Life in the UK feels a bit downbeat. I avoid party political comment but it's not partisan to notice that the Government is struggling. We're told that the recession is over, and that economic policy is vindicated because we're all getting better off, but in real life everything still seems hard work. We're a country that is getting by, making the best of things, rather than one that's really enjoying life. The fact that almost all our politicians have adopted a rhetoric of threat, anxiety, and defensiveness only reinforces this. Hope seems to have disappeared from our public discourse.
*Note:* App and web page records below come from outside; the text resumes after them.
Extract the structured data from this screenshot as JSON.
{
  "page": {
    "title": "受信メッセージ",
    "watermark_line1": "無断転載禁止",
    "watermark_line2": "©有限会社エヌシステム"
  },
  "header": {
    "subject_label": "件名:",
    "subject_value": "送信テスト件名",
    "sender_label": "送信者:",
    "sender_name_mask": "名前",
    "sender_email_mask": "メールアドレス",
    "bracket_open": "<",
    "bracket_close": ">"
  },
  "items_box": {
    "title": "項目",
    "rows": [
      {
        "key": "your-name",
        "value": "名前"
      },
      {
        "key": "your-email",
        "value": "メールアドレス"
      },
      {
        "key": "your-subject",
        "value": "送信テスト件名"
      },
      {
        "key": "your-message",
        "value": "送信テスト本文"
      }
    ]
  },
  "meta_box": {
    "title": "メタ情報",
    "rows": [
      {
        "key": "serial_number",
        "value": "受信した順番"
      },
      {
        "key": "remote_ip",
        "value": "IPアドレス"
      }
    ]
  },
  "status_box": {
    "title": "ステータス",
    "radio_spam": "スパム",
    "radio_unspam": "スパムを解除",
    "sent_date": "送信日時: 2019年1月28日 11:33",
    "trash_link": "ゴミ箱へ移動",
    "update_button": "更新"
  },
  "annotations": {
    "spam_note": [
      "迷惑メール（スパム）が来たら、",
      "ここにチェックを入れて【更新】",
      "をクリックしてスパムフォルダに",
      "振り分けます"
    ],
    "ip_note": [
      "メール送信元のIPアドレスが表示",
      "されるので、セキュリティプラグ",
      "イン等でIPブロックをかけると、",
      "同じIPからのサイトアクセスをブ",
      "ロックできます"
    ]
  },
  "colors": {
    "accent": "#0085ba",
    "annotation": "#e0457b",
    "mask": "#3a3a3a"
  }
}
Curiously, for the Church of England, things are looking up, or at least less down than they were. The advent of Archbishop Justin has been a breath of fresh air. The appointment of a financially literate Archbishop of Canterbury, coming so soon after the banking crisis, in which the Church became so spectacularly embroiled through the St Paul's affair, just seems to have worked. He had a good way in to the media, on which he has built and shown a happy knack for getting his message across without being misinterpreted or led into elephant traps. His leadership appears to steering us through the women bishops fiasco, which was threatening to destroy the Church completely. And he talks about Jesus all the time. Of course his predecessor did as well, but once again he seems to be able to make himself heard effectively. He's even made a start on cleansing the Augean Stables of church bureaucracy. Sorry if that sounds a bit crawly. I know he's not perfect, but he seems like the right man at the right time.
Talking of church bureaucracy, there's a lot happening in the internal workings of the ecclesiastical machine. Partly prompted by the aforementioned Archbishop, but partly as a belated reaction to changing times and circumstances, the way we do business as an organisation is being put under the microscope. This creates some tensions in an organisation that doesn't have a centralised chain of command, but the conversation is happening. This means we're seeing a surprisingly rapid culture change in the way the organisations of the church work. Watch this space.
So is there hope after all? I think so. But if there is, it's because we are plugged into the main supply of hope: "Jesus, who God raised from the dead", as Peter put it. There's a message worth hearing, in church, or anywhere.